A simple example: "For the language on many intake forms, 'Married, single, widowed, or divorced,' we add, 'Do you have a partner?' " he said.
LGBT populations are known to be at greater risk for diseases ranging from some cancers to depression. Much of the disparity is due to stigma and discrimination that lead to lower rates of employment and insurance, and higher rates of violence and stress. Their tobacco use is two-thirds higher than the national average.
Still, there is little long-term research on how sexual orientation and gender identity affect medical conditions other than HIV. The National Health Interview Survey, a data source for thousands of research studies, included a sexual-identity question for the first time last year.
Penn plans to bolster its large research portfolio in the same way. A researcher who is studying smoking cessation, for example, would be encouraged to add LGBT to the demographic groupings, said Yehia, the program director and an assistant professor, who also chairs the American Medical Association's GLBT Advisory Committee.
Although Penn will not announce the Program for LGBT Health until Friday, details are posted at www.pennmedicine.org/lgbt and small changes began months ago. The Patient Bill of Rights and Responsibilities' nondiscrimination policy now includes "sexual orientation" and "gender identity."
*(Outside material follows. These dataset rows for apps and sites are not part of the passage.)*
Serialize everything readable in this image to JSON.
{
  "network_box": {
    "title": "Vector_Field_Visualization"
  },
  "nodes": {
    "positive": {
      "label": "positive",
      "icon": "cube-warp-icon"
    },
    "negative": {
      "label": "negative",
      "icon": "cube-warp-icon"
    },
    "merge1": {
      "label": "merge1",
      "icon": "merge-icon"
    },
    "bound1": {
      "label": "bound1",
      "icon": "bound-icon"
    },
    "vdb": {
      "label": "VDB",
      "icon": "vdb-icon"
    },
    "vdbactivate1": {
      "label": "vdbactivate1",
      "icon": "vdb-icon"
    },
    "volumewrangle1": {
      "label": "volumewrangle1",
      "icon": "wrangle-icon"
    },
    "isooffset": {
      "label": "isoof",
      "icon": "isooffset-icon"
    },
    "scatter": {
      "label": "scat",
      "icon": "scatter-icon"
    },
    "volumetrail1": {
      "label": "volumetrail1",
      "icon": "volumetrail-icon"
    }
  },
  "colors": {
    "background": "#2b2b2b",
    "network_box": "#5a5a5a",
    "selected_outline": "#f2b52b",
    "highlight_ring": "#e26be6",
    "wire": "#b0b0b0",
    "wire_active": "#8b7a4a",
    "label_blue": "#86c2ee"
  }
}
Ted Kreider, a fourth-year M.D.-Ph.D. student, said he was invited onto the steering committee after designing a three-hour curriculum involving transgender health that is now mandatory for first-year medical students. It teaches with trans examples, such as using the body's physiological changes during hormone therapy "as a way of understanding the endocrine system," he said.
Penn medical students also must take six hours on LGB health. Nursing schools here and elsewhere have not taken the lead, said Madelyne Greene, a first-year doctoral student who has been pushing for changes at Penn's School of Nursing.
The new "institutionwide intent to raise awareness and make improvement on these issues has been crucial," she said.
P.J. Brennan, the health system's chief medical officer, said it was a natural fit with Penn Medicine's three-pronged mission: research, education, and patient care. There has been no opposition, he said, a sharp contrast with the 1980s. He was training in infectious diseases here when the division had to fight "a lot of fear and ignorance" to start an HIV program.
Now Penn is compiling a list of its LGBT experts - Brennan knows of about 30 so far - to include in a brochure that would help patients choose doctors. The idea came out of a daylong planning retreat that the program's organizers held in the fall.
Heshie Zinman, chair of the LGBT Elder Initiative, was one of several leaders in the city's gay community invited to play a role.
"It's a great business model," he said. "It is expanding your market, targeting, providing good customer service, . . . but in terms of moral and ethical imperative, it just makes sense as well."